For aim 2b, we also completed several of the objectives. We have quantified the impact of the entomopathogenic fungus Metarhizium brunneum on ant colonies over the course of infection nd compared the network properties of colonies before and after exposure to the pathogen and show that experimentally exposed colonies modify the properties of their networks to further reduce disease transmission (induced organizational immunity). All these findings have been published together in a high-impact journal article: Stroeymeyt et al. 2018 Science. We also have done good progress in the development of the robotic ant. We have improved the trajectory-control algorithms. We have achieved both the software and hardware integration of the robotic ant into the tracking system setup. We are currently investigating other stimulation techniques, as well as transport mechanisms.
Guiding a robotic dummy in an ant colony has revealed to be a state of the art problem in robotic navigation and path planning.

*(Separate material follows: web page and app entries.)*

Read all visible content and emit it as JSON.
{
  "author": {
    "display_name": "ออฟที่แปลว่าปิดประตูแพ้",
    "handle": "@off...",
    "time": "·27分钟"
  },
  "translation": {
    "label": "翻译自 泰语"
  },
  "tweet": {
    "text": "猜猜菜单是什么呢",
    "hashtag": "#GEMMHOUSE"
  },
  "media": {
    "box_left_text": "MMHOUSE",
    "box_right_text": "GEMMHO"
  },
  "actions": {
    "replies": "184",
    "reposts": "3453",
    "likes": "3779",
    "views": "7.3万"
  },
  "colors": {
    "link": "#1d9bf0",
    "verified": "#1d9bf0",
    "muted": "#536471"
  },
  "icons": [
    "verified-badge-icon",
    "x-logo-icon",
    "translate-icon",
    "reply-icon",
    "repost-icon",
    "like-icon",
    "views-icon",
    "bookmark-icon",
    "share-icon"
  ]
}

Moving comparably slow in a dynamic environment for safety, causes oscillatory motion without significant progress with state of the art algorithms. We therefore designed a new technique for temporally persistent motion planning and are preparing a publication with an abstract formulation of the problem and the algorithm to generalize the concept for the robotics community. We have made significant progress towards establishing a closed loop manipulation experiment that completely eliminates the human bias.

Because task preference has been shown to be associated with fat content we have developed a technique using Nuclear Magnetic Resonance (NMR) to measure the lipid content of individual ants without harming them. This provides the unique opportunity to acquire multiple repeat physiological measurements for every individual ant within a colony. We will utilize this technique in tandem with automated behavioural tracking for a period of four months to investigate whether fat-content is an important predictor of DoL. Unfortunately, this part of the project has been temporarily postponed with the outbreak of covid-19.
Tagged queens and workers of the ant Lasius nigher